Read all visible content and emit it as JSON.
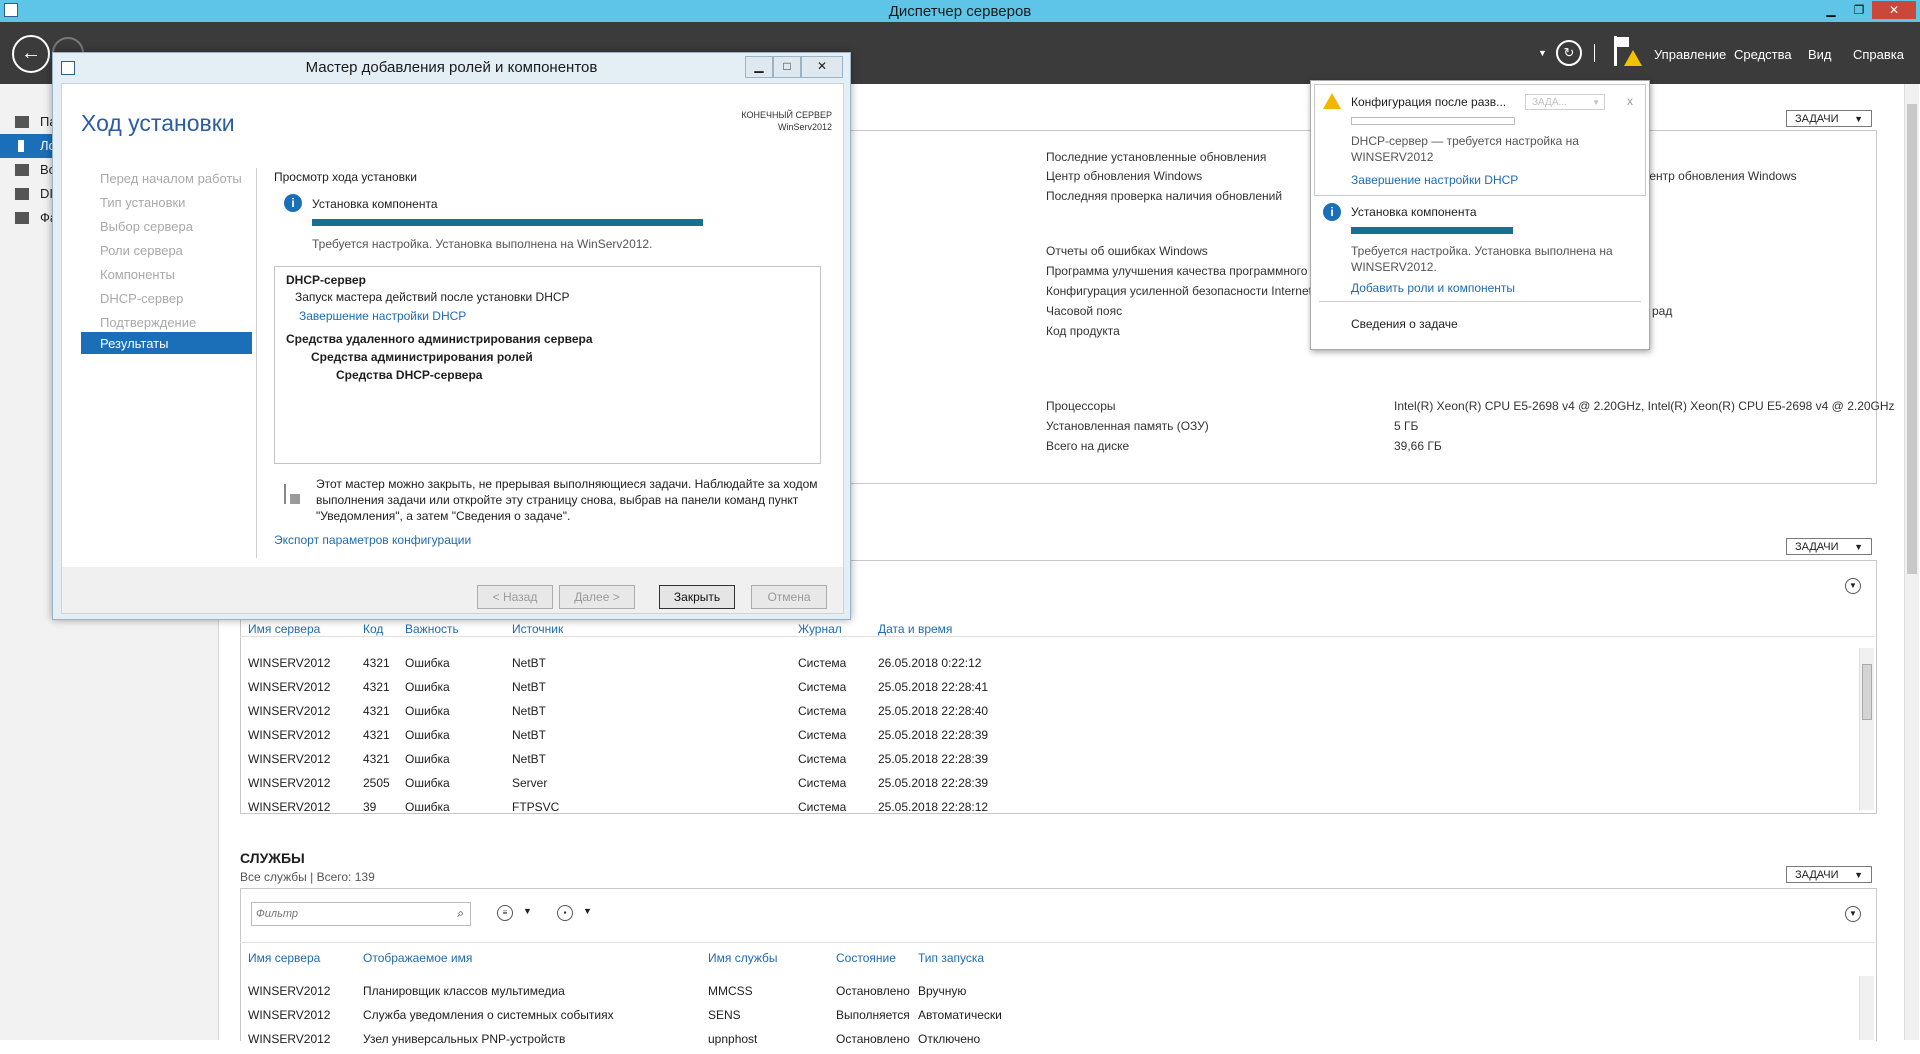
{
  "window": {
    "title": "Диспетчер серверов"
  },
  "header": {
    "menu": [
      "Управление",
      "Средства",
      "Вид",
      "Справка"
    ]
  },
  "nav": {
    "items": [
      {
        "label": "Па",
        "selected": false
      },
      {
        "label": "Ло",
        "selected": true
      },
      {
        "label": "Вс",
        "selected": false
      },
      {
        "label": "DI",
        "selected": false
      },
      {
        "label": "Фа",
        "selected": false
      }
    ]
  },
  "props_panel": {
    "tasks_label": "ЗАДАЧИ",
    "rows1": [
      {
        "key": "Последние установленные обновления",
        "value": ""
      },
      {
        "key": "Центр обновления Windows",
        "value": "щью Центр обновления Windows"
      },
      {
        "key": "Последняя проверка наличия обновлений",
        "value": ""
      }
    ],
    "rows2": [
      {
        "key": "Отчеты об ошибках Windows",
        "value": ""
      },
      {
        "key": "Программа улучшения качества программного",
        "value": ""
      },
      {
        "key": "Конфигурация усиленной безопасности Internet",
        "value": ""
      },
      {
        "key": "Часовой пояс",
        "value": "рад"
      },
      {
        "key": "Код продукта",
        "value": ""
      }
    ],
    "rows3": [
      {
        "key": "Процессоры",
        "value": "Intel(R) Xeon(R) CPU E5-2698 v4 @ 2.20GHz, Intel(R) Xeon(R) CPU E5-2698 v4 @ 2.20GHz"
      },
      {
        "key": "Установленная память (ОЗУ)",
        "value": "5 ГБ"
      },
      {
        "key": "Всего на диске",
        "value": "39,66 ГБ"
      }
    ]
  },
  "events": {
    "tasks_label": "ЗАДАЧИ",
    "columns": [
      "Имя сервера",
      "Код",
      "Важность",
      "Источник",
      "Журнал",
      "Дата и время"
    ],
    "rows": [
      [
        "WINSERV2012",
        "4321",
        "Ошибка",
        "NetBT",
        "Система",
        "26.05.2018 0:22:12"
      ],
      [
        "WINSERV2012",
        "4321",
        "Ошибка",
        "NetBT",
        "Система",
        "25.05.2018 22:28:41"
      ],
      [
        "WINSERV2012",
        "4321",
        "Ошибка",
        "NetBT",
        "Система",
        "25.05.2018 22:28:40"
      ],
      [
        "WINSERV2012",
        "4321",
        "Ошибка",
        "NetBT",
        "Система",
        "25.05.2018 22:28:39"
      ],
      [
        "WINSERV2012",
        "4321",
        "Ошибка",
        "NetBT",
        "Система",
        "25.05.2018 22:28:39"
      ],
      [
        "WINSERV2012",
        "2505",
        "Ошибка",
        "Server",
        "Система",
        "25.05.2018 22:28:39"
      ],
      [
        "WINSERV2012",
        "39",
        "Ошибка",
        "FTPSVC",
        "Система",
        "25.05.2018 22:28:12"
      ]
    ]
  },
  "services": {
    "title": "СЛУЖБЫ",
    "subtitle": "Все службы | Всего: 139",
    "tasks_label": "ЗАДАЧИ",
    "filter_placeholder": "Фильтр",
    "columns": [
      "Имя сервера",
      "Отображаемое имя",
      "Имя службы",
      "Состояние",
      "Тип запуска"
    ],
    "rows": [
      [
        "WINSERV2012",
        "Планировщик классов мультимедиа",
        "MMCSS",
        "Остановлено",
        "Вручную"
      ],
      [
        "WINSERV2012",
        "Служба уведомления о системных событиях",
        "SENS",
        "Выполняется",
        "Автоматически"
      ],
      [
        "WINSERV2012",
        "Узел универсальных PNP-устройств",
        "upnphost",
        "Остановлено",
        "Отключено"
      ]
    ]
  },
  "wizard": {
    "title": "Мастер добавления ролей и компонентов",
    "heading": "Ход установки",
    "dest_label": "КОНЕЧНЫЙ СЕРВЕР",
    "dest_server": "WinServ2012",
    "steps": [
      "Перед началом работы",
      "Тип установки",
      "Выбор сервера",
      "Роли сервера",
      "Компоненты",
      "DHCP-сервер",
      "Подтверждение",
      "Результаты"
    ],
    "section_label": "Просмотр хода установки",
    "install_title": "Установка компонента",
    "install_progress": 1.0,
    "install_status": "Требуется настройка. Установка выполнена на WinServ2012.",
    "results": {
      "r1": "DHCP-сервер",
      "r2": "Запуск мастера действий после установки DHCP",
      "r3": "Завершение настройки DHCP",
      "r4": "Средства удаленного администрирования сервера",
      "r5": "Средства администрирования ролей",
      "r6": "Средства DHCP-сервера"
    },
    "note": "Этот мастер можно закрыть, не прерывая выполняющиеся задачи. Наблюдайте за ходом выполнения задачи или откройте эту страницу снова, выбрав на панели команд пункт \"Уведомления\", а затем \"Сведения о задаче\".",
    "export_link": "Экспорт параметров конфигурации",
    "buttons": {
      "back": "< Назад",
      "next": "Далее >",
      "close": "Закрыть",
      "cancel": "Отмена"
    }
  },
  "notifications": {
    "n1_title": "Конфигурация после разв...",
    "n1_task": "ЗАДА...",
    "n1_text": "DHCP-сервер — требуется настройка на WINSERV2012",
    "n1_link": "Завершение настройки DHCP",
    "n2_title": "Установка компонента",
    "n2_progress": 1.0,
    "n2_text": "Требуется настройка. Установка выполнена на WINSERV2012.",
    "n2_link": "Добавить роли и компоненты",
    "task_details": "Сведения о задаче"
  }
}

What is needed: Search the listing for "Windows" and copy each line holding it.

Answer space:
        "key": "Центр обновления Windows",
        "value": "щью Центр обновления Windows"
        "key": "Отчеты об ошибках Windows",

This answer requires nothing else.